Here’s how: Start with the entirely plausible view that foreign intelligence services discovered and rifled Hillary Clinton’s server. If so, those services already have copies of all her emails. But the emails don’t tell the foreign service which people named in her traffic are Agency officers. For CIA officers serving abroad as State Department officials, being named in the Secretary of State’s email traffic won’t necessarily blow their cover.
Until now. Unhappily, the classification reviewers seem to have given a key to anyone who has the unredacted messages by using “B3 CIA PERS/ORG” whenever they redact names associated with the CIA. So if the foreign service simply compares the messages stolen from the Clinton server to the redacted message released by the government — presto! — the CIA names just fall off the page.
Why did the reviewers do that? Two possibilities occur to me. (1) Maybe they have absolute confidence that no foreign agency was able to obtain access to the unredacted messages, in which case their invocation of “B3 CIA PERS/ORG” is perfectly safe. Or (2) maybe they’re just doing their job the way they’ve always done it, flagging every applicable FOIA exemption for the sake of completeness, without giving any thought to the risks created by that policy in this particular case.
My money is on the second explanation.
If so, the current procedure is boneheaded, and every new FOIA release adds to the risk for CIA employees.

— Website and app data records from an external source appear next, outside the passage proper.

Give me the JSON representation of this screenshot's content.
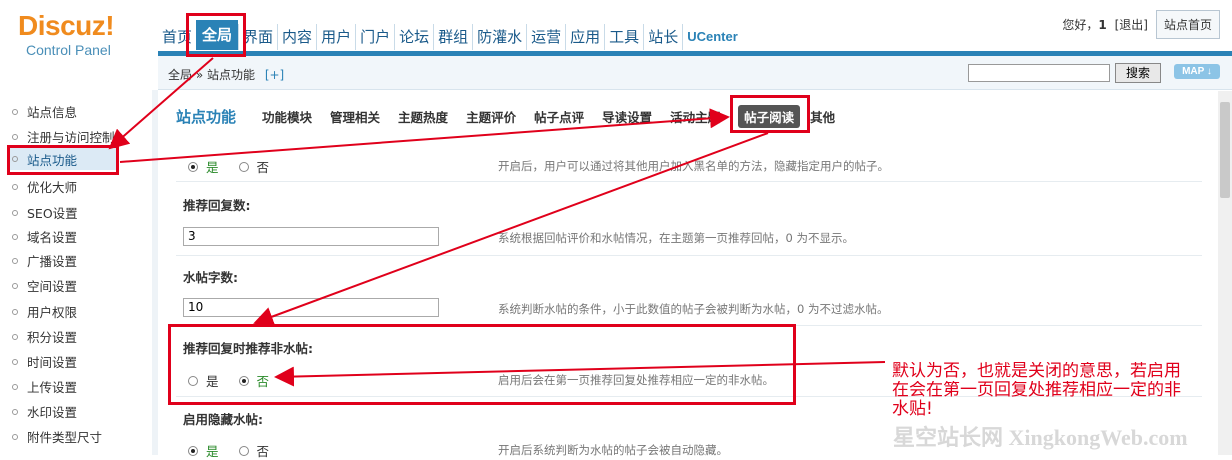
{
  "logo": {
    "brand": "Discuz!",
    "subtitle": "Control Panel"
  },
  "nav": {
    "items": [
      {
        "label": "首页",
        "active": false
      },
      {
        "label": "全局",
        "active": true
      },
      {
        "label": "界面",
        "active": false
      },
      {
        "label": "内容",
        "active": false
      },
      {
        "label": "用户",
        "active": false
      },
      {
        "label": "门户",
        "active": false
      },
      {
        "label": "论坛",
        "active": false
      },
      {
        "label": "群组",
        "active": false
      },
      {
        "label": "防灌水",
        "active": false
      },
      {
        "label": "运营",
        "active": false
      },
      {
        "label": "应用",
        "active": false
      },
      {
        "label": "工具",
        "active": false
      },
      {
        "label": "站长",
        "active": false
      },
      {
        "label": "UCenter",
        "active": false
      }
    ]
  },
  "user": {
    "greeting": "您好，",
    "name": "1",
    "logout": "[退出]",
    "site_home": "站点首页"
  },
  "breadcrumb": {
    "text": "全局 » 站点功能",
    "plus": "[+]"
  },
  "search": {
    "placeholder": "",
    "button": "搜索",
    "map": "MAP ↓"
  },
  "sidebar": {
    "items": [
      {
        "label": "站点信息"
      },
      {
        "label": "注册与访问控制"
      },
      {
        "label": "站点功能",
        "active": true
      },
      {
        "label": "优化大师"
      },
      {
        "label": "SEO设置"
      },
      {
        "label": "域名设置"
      },
      {
        "label": "广播设置"
      },
      {
        "label": "空间设置"
      },
      {
        "label": "用户权限"
      },
      {
        "label": "积分设置"
      },
      {
        "label": "时间设置"
      },
      {
        "label": "上传设置"
      },
      {
        "label": "水印设置"
      },
      {
        "label": "附件类型尺寸"
      }
    ]
  },
  "subnav": {
    "title": "站点功能",
    "tabs": [
      {
        "label": "功能模块"
      },
      {
        "label": "管理相关"
      },
      {
        "label": "主题热度"
      },
      {
        "label": "主题评价"
      },
      {
        "label": "帖子点评"
      },
      {
        "label": "导读设置"
      },
      {
        "label": "活动主题"
      },
      {
        "label": "帖子阅读",
        "active": true
      },
      {
        "label": "其他"
      }
    ]
  },
  "settings": {
    "row1": {
      "yes": "是",
      "no": "否",
      "value": "yes",
      "desc": "开启后，用户可以通过将其他用户加入黑名单的方法，隐藏指定用户的帖子。"
    },
    "row2": {
      "label": "推荐回复数:",
      "value": "3",
      "desc": "系统根据回帖评价和水帖情况，在主题第一页推荐回帖，0 为不显示。"
    },
    "row3": {
      "label": "水帖字数:",
      "value": "10",
      "desc": "系统判断水帖的条件，小于此数值的帖子会被判断为水帖，0 为不过滤水帖。"
    },
    "row4": {
      "label": "推荐回复时推荐非水帖:",
      "yes": "是",
      "no": "否",
      "value": "no",
      "desc": "启用后会在第一页推荐回复处推荐相应一定的非水帖。"
    },
    "row5": {
      "label": "启用隐藏水帖:",
      "yes": "是",
      "no": "否",
      "value": "yes",
      "desc": "开启后系统判断为水帖的帖子会被自动隐藏。"
    }
  },
  "annotation": {
    "note_line1": "默认为否，也就是关闭的意思，若启用",
    "note_line2": "在会在第一页回复处推荐相应一定的非",
    "note_line3": "水贴!",
    "color": "#e0001b"
  },
  "watermark": "星空站长网 XingkongWeb.com",
  "colors": {
    "accent": "#2a82b6",
    "logo": "#f08b1e",
    "active_option": "#2a8a2a"
  }
}
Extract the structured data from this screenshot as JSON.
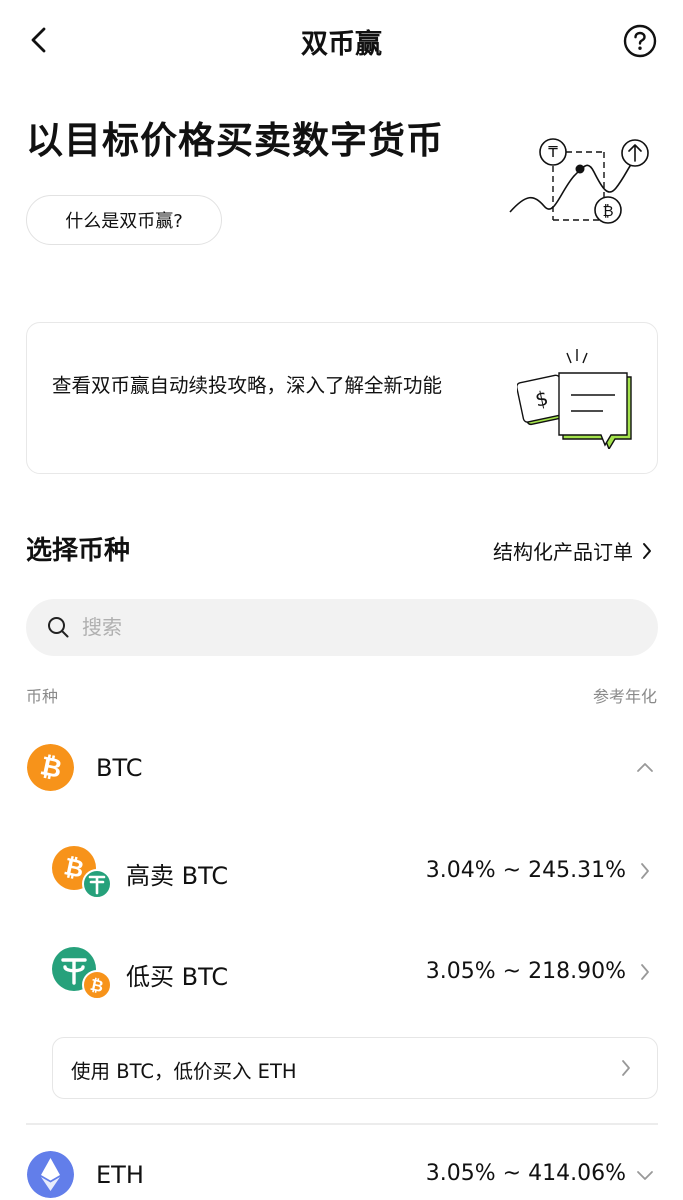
{
  "header": {
    "title": "双币赢"
  },
  "hero": {
    "title": "以目标价格买卖数字货币",
    "what_button": "什么是双币赢?"
  },
  "promo": {
    "text": "查看双币赢自动续投攻略，深入了解全新功能"
  },
  "section": {
    "title": "选择币种",
    "orders_link": "结构化产品订单"
  },
  "search": {
    "placeholder": "搜索",
    "value": ""
  },
  "columns": {
    "left": "币种",
    "right": "参考年化"
  },
  "coins": [
    {
      "symbol": "BTC",
      "expanded": true,
      "icon": "bitcoin-icon",
      "color": "#f7931a",
      "products": [
        {
          "label": "高卖 BTC",
          "apy": "3.04% ~ 245.31%",
          "icon": "btc-usdt-pair-icon"
        },
        {
          "label": "低买 BTC",
          "apy": "3.05% ~ 218.90%",
          "icon": "usdt-btc-pair-icon"
        }
      ],
      "switch_card": "使用 BTC，低价买入 ETH"
    },
    {
      "symbol": "ETH",
      "expanded": false,
      "icon": "ethereum-icon",
      "color": "#627eea",
      "apy": "3.05% ~ 414.06%"
    }
  ],
  "colors": {
    "btc": "#f7931a",
    "usdt": "#26a17b",
    "eth": "#627eea",
    "accent_green": "#a4e34c"
  }
}
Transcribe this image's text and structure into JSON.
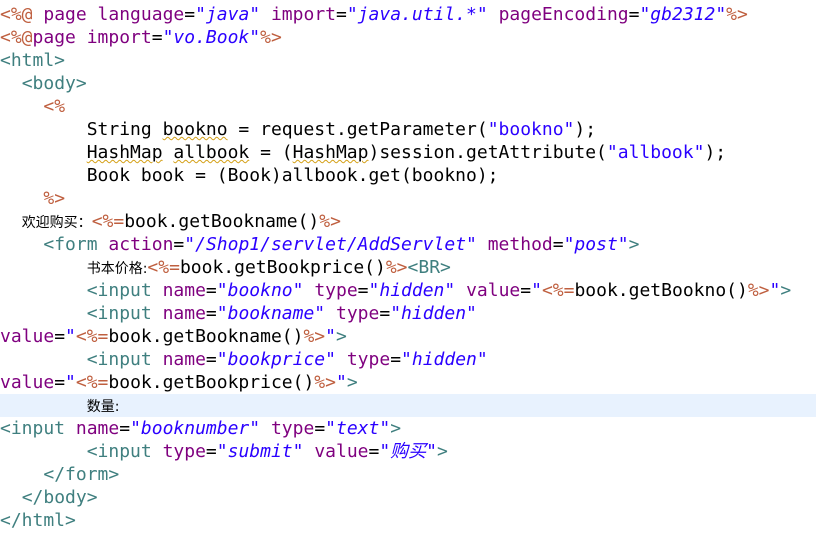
{
  "editor": {
    "current_line": 17,
    "lines": [
      {
        "tokens": [
          {
            "t": "<%@ ",
            "c": "directive"
          },
          {
            "t": "page ",
            "c": "attr"
          },
          {
            "t": "language",
            "c": "attr"
          },
          {
            "t": "=",
            "c": "eq"
          },
          {
            "t": "\"java\"",
            "c": "val"
          },
          {
            "t": " ",
            "c": "plain"
          },
          {
            "t": "import",
            "c": "attr"
          },
          {
            "t": "=",
            "c": "eq"
          },
          {
            "t": "\"java.util.*\"",
            "c": "val"
          },
          {
            "t": " ",
            "c": "plain"
          },
          {
            "t": "pageEncoding",
            "c": "attr"
          },
          {
            "t": "=",
            "c": "eq"
          },
          {
            "t": "\"gb2312\"",
            "c": "val"
          },
          {
            "t": "%>",
            "c": "directive"
          }
        ]
      },
      {
        "tokens": [
          {
            "t": "<%@",
            "c": "directive"
          },
          {
            "t": "page ",
            "c": "attr"
          },
          {
            "t": "import",
            "c": "attr"
          },
          {
            "t": "=",
            "c": "eq"
          },
          {
            "t": "\"vo.Book\"",
            "c": "val"
          },
          {
            "t": "%>",
            "c": "directive"
          }
        ]
      },
      {
        "tokens": [
          {
            "t": "<html>",
            "c": "kw"
          }
        ]
      },
      {
        "tokens": [
          {
            "t": "  ",
            "c": "plain"
          },
          {
            "t": "<body>",
            "c": "kw"
          }
        ]
      },
      {
        "tokens": [
          {
            "t": "    ",
            "c": "plain"
          },
          {
            "t": "<%",
            "c": "directive"
          }
        ]
      },
      {
        "tokens": [
          {
            "t": "        String ",
            "c": "plain"
          },
          {
            "t": "bookno",
            "c": "plain",
            "squiggle": true
          },
          {
            "t": " = request.getParameter(",
            "c": "plain"
          },
          {
            "t": "\"bookno\"",
            "c": "str"
          },
          {
            "t": ");",
            "c": "plain"
          }
        ]
      },
      {
        "tokens": [
          {
            "t": "        ",
            "c": "plain"
          },
          {
            "t": "HashMap",
            "c": "plain",
            "squiggle": true
          },
          {
            "t": " ",
            "c": "plain"
          },
          {
            "t": "allbook",
            "c": "plain",
            "squiggle": true
          },
          {
            "t": " = (",
            "c": "plain"
          },
          {
            "t": "HashMap",
            "c": "plain",
            "squiggle": true
          },
          {
            "t": ")session.getAttribute(",
            "c": "plain"
          },
          {
            "t": "\"allbook\"",
            "c": "str"
          },
          {
            "t": ");",
            "c": "plain"
          }
        ]
      },
      {
        "tokens": [
          {
            "t": "        Book book = (Book)allbook.get(bookno);",
            "c": "plain"
          }
        ]
      },
      {
        "tokens": [
          {
            "t": "    ",
            "c": "plain"
          },
          {
            "t": "%>",
            "c": "directive"
          }
        ]
      },
      {
        "tokens": [
          {
            "t": "  ",
            "c": "plain"
          },
          {
            "t": "欢迎购买：",
            "c": "cjk"
          },
          {
            "t": "<%=",
            "c": "directive"
          },
          {
            "t": "book.getBookname()",
            "c": "plain"
          },
          {
            "t": "%>",
            "c": "directive"
          }
        ]
      },
      {
        "tokens": [
          {
            "t": "    ",
            "c": "plain"
          },
          {
            "t": "<form ",
            "c": "kw"
          },
          {
            "t": "action",
            "c": "attr"
          },
          {
            "t": "=",
            "c": "eq"
          },
          {
            "t": "\"/Shop1/servlet/AddServlet\"",
            "c": "val"
          },
          {
            "t": " ",
            "c": "plain"
          },
          {
            "t": "method",
            "c": "attr"
          },
          {
            "t": "=",
            "c": "eq"
          },
          {
            "t": "\"post\"",
            "c": "val"
          },
          {
            "t": ">",
            "c": "kw"
          }
        ]
      },
      {
        "tokens": [
          {
            "t": "        ",
            "c": "plain"
          },
          {
            "t": "书本价格:",
            "c": "cjk"
          },
          {
            "t": "<%=",
            "c": "directive"
          },
          {
            "t": "book.getBookprice()",
            "c": "plain"
          },
          {
            "t": "%>",
            "c": "directive"
          },
          {
            "t": "<BR>",
            "c": "kw"
          }
        ]
      },
      {
        "tokens": [
          {
            "t": "        ",
            "c": "plain"
          },
          {
            "t": "<input ",
            "c": "kw"
          },
          {
            "t": "name",
            "c": "attr"
          },
          {
            "t": "=",
            "c": "eq"
          },
          {
            "t": "\"bookno\"",
            "c": "val"
          },
          {
            "t": " ",
            "c": "plain"
          },
          {
            "t": "type",
            "c": "attr"
          },
          {
            "t": "=",
            "c": "eq"
          },
          {
            "t": "\"hidden\"",
            "c": "val"
          },
          {
            "t": " ",
            "c": "plain"
          },
          {
            "t": "value",
            "c": "attr"
          },
          {
            "t": "=",
            "c": "eq"
          },
          {
            "t": "\"",
            "c": "str"
          },
          {
            "t": "<%=",
            "c": "directive"
          },
          {
            "t": "book.getBookno()",
            "c": "plain"
          },
          {
            "t": "%>",
            "c": "directive"
          },
          {
            "t": "\"",
            "c": "str"
          },
          {
            "t": ">",
            "c": "kw"
          }
        ]
      },
      {
        "tokens": [
          {
            "t": "        ",
            "c": "plain"
          },
          {
            "t": "<input ",
            "c": "kw"
          },
          {
            "t": "name",
            "c": "attr"
          },
          {
            "t": "=",
            "c": "eq"
          },
          {
            "t": "\"bookname\"",
            "c": "val"
          },
          {
            "t": " ",
            "c": "plain"
          },
          {
            "t": "type",
            "c": "attr"
          },
          {
            "t": "=",
            "c": "eq"
          },
          {
            "t": "\"hidden\"",
            "c": "val"
          }
        ]
      },
      {
        "tokens": [
          {
            "t": "value",
            "c": "attr"
          },
          {
            "t": "=",
            "c": "eq"
          },
          {
            "t": "\"",
            "c": "str"
          },
          {
            "t": "<%=",
            "c": "directive"
          },
          {
            "t": "book.getBookname()",
            "c": "plain"
          },
          {
            "t": "%>",
            "c": "directive"
          },
          {
            "t": "\"",
            "c": "str"
          },
          {
            "t": ">",
            "c": "kw"
          }
        ]
      },
      {
        "tokens": [
          {
            "t": "        ",
            "c": "plain"
          },
          {
            "t": "<input ",
            "c": "kw"
          },
          {
            "t": "name",
            "c": "attr"
          },
          {
            "t": "=",
            "c": "eq"
          },
          {
            "t": "\"bookprice\"",
            "c": "val"
          },
          {
            "t": " ",
            "c": "plain"
          },
          {
            "t": "type",
            "c": "attr"
          },
          {
            "t": "=",
            "c": "eq"
          },
          {
            "t": "\"hidden\"",
            "c": "val"
          }
        ]
      },
      {
        "tokens": [
          {
            "t": "value",
            "c": "attr"
          },
          {
            "t": "=",
            "c": "eq"
          },
          {
            "t": "\"",
            "c": "str"
          },
          {
            "t": "<%=",
            "c": "directive"
          },
          {
            "t": "book.getBookprice()",
            "c": "plain"
          },
          {
            "t": "%>",
            "c": "directive"
          },
          {
            "t": "\"",
            "c": "str"
          },
          {
            "t": ">",
            "c": "kw"
          }
        ]
      },
      {
        "tokens": [
          {
            "t": "        ",
            "c": "plain"
          },
          {
            "t": "数量:",
            "c": "cjk"
          }
        ]
      },
      {
        "tokens": [
          {
            "t": "<input ",
            "c": "kw"
          },
          {
            "t": "name",
            "c": "attr"
          },
          {
            "t": "=",
            "c": "eq"
          },
          {
            "t": "\"booknumber\"",
            "c": "val"
          },
          {
            "t": " ",
            "c": "plain"
          },
          {
            "t": "type",
            "c": "attr"
          },
          {
            "t": "=",
            "c": "eq"
          },
          {
            "t": "\"text\"",
            "c": "val"
          },
          {
            "t": ">",
            "c": "kw"
          }
        ]
      },
      {
        "tokens": [
          {
            "t": "        ",
            "c": "plain"
          },
          {
            "t": "<input ",
            "c": "kw"
          },
          {
            "t": "type",
            "c": "attr"
          },
          {
            "t": "=",
            "c": "eq"
          },
          {
            "t": "\"submit\"",
            "c": "val"
          },
          {
            "t": " ",
            "c": "plain"
          },
          {
            "t": "value",
            "c": "attr"
          },
          {
            "t": "=",
            "c": "eq"
          },
          {
            "t": "\"购买\"",
            "c": "val"
          },
          {
            "t": ">",
            "c": "kw"
          }
        ]
      },
      {
        "tokens": [
          {
            "t": "    ",
            "c": "plain"
          },
          {
            "t": "</form>",
            "c": "kw"
          }
        ]
      },
      {
        "tokens": [
          {
            "t": "  ",
            "c": "plain"
          },
          {
            "t": "</body>",
            "c": "kw"
          }
        ]
      },
      {
        "tokens": [
          {
            "t": "</html>",
            "c": "kw"
          }
        ]
      }
    ]
  }
}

Here’s my suggestion: The classification review team, and if necessary the court overseeing the review team, should make an immediate judgment about whether a prior foreign compromise of the messages is likely or possible. If it is, the government should stop relying on “B3 CIA PERS/ORG” as a ground for redaction. Right away. And if possible, the government and the plaintiffs should delete any references to that exemption in redacted messages that have not yet been released publicly.